____ RECORDS

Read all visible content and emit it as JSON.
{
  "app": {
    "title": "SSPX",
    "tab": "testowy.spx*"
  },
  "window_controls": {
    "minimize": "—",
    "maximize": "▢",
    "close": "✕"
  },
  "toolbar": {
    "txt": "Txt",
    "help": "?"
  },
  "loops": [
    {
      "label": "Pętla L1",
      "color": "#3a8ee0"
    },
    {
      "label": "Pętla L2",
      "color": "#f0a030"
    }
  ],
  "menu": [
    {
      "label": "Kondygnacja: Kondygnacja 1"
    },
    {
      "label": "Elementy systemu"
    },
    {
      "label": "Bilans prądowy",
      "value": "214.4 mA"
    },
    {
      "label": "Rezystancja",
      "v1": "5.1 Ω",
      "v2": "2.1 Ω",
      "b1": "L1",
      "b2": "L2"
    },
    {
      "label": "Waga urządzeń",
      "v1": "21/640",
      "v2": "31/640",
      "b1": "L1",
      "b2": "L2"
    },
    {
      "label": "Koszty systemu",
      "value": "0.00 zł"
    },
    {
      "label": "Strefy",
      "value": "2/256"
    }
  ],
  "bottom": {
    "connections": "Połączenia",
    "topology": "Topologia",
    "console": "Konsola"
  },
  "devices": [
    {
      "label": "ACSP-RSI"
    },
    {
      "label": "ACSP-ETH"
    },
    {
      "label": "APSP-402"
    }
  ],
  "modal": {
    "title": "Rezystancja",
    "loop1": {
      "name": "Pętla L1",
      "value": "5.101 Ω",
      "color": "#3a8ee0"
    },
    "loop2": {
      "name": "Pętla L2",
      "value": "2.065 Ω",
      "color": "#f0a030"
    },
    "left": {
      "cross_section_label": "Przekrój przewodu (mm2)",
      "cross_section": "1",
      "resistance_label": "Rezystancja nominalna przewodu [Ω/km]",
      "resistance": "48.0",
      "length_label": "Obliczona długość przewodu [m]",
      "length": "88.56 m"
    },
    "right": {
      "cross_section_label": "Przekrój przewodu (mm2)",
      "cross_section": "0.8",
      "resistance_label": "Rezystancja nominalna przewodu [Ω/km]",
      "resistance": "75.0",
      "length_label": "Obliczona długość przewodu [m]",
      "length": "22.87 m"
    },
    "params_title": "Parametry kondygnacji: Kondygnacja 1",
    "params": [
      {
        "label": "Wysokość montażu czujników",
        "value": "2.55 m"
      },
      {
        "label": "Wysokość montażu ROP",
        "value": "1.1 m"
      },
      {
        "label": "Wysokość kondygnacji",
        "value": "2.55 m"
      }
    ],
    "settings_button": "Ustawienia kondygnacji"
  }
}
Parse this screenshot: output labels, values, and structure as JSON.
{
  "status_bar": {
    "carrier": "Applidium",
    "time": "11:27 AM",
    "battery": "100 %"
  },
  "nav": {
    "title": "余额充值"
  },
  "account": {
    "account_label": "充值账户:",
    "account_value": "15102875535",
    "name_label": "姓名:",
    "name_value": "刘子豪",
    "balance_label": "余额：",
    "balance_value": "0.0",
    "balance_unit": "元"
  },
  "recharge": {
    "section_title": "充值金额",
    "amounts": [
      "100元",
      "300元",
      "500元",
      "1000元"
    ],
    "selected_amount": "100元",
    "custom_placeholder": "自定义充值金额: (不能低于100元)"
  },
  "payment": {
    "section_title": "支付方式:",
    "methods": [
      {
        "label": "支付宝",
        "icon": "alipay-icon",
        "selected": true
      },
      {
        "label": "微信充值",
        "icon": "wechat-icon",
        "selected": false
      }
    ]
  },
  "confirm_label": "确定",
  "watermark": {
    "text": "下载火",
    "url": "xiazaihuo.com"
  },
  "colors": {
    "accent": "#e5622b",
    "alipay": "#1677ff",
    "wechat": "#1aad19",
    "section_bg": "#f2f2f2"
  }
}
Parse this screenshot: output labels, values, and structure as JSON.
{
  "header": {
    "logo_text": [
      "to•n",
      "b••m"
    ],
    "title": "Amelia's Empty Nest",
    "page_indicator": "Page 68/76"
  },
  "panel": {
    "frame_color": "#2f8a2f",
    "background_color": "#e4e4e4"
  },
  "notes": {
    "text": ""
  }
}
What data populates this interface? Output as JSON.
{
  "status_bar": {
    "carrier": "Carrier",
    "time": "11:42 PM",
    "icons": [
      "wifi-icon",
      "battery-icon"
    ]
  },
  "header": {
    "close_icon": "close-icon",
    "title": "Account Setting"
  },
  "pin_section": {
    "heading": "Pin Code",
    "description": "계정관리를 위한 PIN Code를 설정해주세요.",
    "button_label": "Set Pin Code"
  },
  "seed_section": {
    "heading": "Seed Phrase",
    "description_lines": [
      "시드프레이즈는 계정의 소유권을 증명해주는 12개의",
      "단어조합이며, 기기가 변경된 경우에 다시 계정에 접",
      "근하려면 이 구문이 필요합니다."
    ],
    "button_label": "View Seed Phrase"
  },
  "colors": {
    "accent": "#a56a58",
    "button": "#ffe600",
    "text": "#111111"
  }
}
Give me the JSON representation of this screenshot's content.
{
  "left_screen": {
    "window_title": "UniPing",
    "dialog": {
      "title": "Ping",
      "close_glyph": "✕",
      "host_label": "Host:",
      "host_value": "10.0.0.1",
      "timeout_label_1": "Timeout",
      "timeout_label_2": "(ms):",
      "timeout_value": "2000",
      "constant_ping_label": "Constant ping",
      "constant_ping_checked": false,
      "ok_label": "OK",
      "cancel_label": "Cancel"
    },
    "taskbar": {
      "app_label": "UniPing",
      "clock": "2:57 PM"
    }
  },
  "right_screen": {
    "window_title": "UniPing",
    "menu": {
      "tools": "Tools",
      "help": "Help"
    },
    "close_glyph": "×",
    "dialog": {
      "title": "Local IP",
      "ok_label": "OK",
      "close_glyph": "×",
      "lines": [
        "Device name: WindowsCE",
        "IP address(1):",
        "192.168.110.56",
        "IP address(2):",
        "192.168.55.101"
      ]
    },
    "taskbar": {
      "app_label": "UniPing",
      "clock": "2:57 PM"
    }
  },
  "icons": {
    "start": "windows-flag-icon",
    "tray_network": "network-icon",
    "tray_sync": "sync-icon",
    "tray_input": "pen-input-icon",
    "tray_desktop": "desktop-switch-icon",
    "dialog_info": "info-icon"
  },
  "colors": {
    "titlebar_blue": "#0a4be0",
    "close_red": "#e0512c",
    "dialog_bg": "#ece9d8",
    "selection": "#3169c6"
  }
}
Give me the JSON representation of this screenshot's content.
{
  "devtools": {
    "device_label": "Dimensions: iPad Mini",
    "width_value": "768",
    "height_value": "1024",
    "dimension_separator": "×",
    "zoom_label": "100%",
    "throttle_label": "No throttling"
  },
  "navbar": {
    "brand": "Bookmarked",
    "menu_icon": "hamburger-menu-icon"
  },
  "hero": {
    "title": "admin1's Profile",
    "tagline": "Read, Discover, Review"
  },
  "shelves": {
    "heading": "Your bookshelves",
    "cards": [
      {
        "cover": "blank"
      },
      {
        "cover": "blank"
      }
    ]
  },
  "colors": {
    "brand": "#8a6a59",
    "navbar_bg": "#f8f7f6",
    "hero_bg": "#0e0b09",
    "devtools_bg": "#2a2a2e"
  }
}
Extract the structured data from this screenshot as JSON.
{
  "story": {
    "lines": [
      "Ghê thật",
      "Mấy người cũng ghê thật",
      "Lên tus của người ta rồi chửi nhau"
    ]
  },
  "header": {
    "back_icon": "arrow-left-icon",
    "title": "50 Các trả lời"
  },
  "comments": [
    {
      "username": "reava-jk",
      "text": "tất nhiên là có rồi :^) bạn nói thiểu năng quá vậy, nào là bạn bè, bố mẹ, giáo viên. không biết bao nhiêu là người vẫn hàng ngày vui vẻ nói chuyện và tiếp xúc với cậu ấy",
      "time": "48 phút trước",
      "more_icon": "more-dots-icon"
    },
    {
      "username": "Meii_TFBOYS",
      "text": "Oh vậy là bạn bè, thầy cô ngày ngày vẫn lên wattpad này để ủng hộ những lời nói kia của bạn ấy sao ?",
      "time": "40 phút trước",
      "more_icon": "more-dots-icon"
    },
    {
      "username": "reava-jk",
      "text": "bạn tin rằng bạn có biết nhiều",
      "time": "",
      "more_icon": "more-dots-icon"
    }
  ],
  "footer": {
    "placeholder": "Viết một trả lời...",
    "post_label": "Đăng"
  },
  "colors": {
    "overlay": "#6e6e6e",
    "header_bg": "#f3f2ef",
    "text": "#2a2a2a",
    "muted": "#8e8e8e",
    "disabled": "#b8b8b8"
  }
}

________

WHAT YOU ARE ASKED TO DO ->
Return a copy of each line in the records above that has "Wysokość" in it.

COMPLETED TASK ->
        "label": "Wysokość montażu czujników",
        "label": "Wysokość montażu ROP",
        "label": "Wysokość kondygnacji",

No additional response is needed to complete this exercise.